------ The data ------

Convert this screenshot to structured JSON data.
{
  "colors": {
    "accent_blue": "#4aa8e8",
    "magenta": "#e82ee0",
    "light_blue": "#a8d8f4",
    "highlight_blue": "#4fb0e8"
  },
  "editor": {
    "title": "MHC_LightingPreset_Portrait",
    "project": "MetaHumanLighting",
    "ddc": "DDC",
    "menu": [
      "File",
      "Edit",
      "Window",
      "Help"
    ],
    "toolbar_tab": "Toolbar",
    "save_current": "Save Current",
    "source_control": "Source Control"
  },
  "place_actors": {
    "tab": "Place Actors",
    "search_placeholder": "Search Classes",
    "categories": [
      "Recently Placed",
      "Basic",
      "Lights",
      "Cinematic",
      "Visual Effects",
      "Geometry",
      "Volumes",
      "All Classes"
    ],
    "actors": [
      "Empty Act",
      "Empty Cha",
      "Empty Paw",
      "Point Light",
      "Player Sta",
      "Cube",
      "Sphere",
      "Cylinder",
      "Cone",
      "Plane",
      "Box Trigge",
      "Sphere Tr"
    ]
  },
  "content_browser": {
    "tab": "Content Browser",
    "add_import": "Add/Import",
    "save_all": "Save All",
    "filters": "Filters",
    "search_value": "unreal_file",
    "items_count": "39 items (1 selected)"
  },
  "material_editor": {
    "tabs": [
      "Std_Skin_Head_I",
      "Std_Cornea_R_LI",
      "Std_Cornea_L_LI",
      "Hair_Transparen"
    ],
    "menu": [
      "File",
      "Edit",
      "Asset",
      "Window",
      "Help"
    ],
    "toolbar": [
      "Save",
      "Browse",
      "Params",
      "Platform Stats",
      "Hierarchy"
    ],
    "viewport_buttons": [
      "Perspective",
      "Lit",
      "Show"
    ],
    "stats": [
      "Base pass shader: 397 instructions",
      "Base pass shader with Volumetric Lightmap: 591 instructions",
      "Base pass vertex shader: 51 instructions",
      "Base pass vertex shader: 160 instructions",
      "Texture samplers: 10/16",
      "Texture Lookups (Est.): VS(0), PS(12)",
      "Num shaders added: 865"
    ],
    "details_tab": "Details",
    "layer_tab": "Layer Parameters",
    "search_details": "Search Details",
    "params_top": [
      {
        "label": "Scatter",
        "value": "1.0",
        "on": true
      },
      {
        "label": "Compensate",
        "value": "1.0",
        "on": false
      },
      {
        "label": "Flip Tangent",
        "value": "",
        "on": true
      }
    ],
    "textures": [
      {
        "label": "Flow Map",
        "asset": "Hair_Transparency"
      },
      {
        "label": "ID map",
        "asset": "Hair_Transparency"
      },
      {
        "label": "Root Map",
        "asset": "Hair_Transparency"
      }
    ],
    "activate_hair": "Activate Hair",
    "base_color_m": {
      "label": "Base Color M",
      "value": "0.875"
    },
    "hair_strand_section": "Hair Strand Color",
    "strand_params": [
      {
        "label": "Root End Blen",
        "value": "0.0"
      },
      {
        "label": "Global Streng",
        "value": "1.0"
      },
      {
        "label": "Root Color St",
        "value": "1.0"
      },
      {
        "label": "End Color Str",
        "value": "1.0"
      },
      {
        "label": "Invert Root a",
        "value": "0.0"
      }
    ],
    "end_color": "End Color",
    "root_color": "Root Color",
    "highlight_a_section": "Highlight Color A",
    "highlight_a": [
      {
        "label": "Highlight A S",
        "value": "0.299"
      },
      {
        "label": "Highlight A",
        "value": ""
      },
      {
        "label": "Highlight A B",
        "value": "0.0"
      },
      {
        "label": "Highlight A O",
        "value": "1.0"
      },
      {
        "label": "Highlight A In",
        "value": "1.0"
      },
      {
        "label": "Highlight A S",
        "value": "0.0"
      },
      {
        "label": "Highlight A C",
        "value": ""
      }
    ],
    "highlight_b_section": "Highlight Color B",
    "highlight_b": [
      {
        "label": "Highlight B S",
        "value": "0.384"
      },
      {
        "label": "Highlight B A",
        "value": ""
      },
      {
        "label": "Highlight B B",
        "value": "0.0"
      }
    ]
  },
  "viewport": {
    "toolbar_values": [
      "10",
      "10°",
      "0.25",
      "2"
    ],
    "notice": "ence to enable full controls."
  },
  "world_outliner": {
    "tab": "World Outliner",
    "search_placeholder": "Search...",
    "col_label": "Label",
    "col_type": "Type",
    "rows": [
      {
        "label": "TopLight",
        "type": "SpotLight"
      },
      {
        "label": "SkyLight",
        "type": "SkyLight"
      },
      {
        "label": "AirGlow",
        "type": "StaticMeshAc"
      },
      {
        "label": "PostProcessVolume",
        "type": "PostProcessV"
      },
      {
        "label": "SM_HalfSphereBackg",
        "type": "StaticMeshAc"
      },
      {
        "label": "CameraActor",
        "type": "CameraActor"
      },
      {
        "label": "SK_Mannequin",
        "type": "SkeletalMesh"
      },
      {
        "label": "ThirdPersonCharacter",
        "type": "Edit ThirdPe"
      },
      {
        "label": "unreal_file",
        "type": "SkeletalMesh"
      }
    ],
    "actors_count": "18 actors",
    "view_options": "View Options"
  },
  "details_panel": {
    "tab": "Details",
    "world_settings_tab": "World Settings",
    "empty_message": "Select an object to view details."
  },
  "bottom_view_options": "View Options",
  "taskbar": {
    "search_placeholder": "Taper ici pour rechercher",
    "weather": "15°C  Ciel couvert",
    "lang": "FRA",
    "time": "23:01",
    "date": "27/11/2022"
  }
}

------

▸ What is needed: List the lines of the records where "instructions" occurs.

▸ Response:
      "Base pass shader: 397 instructions",
      "Base pass shader with Volumetric Lightmap: 591 instructions",
      "Base pass vertex shader: 51 instructions",
      "Base pass vertex shader: 160 instructions",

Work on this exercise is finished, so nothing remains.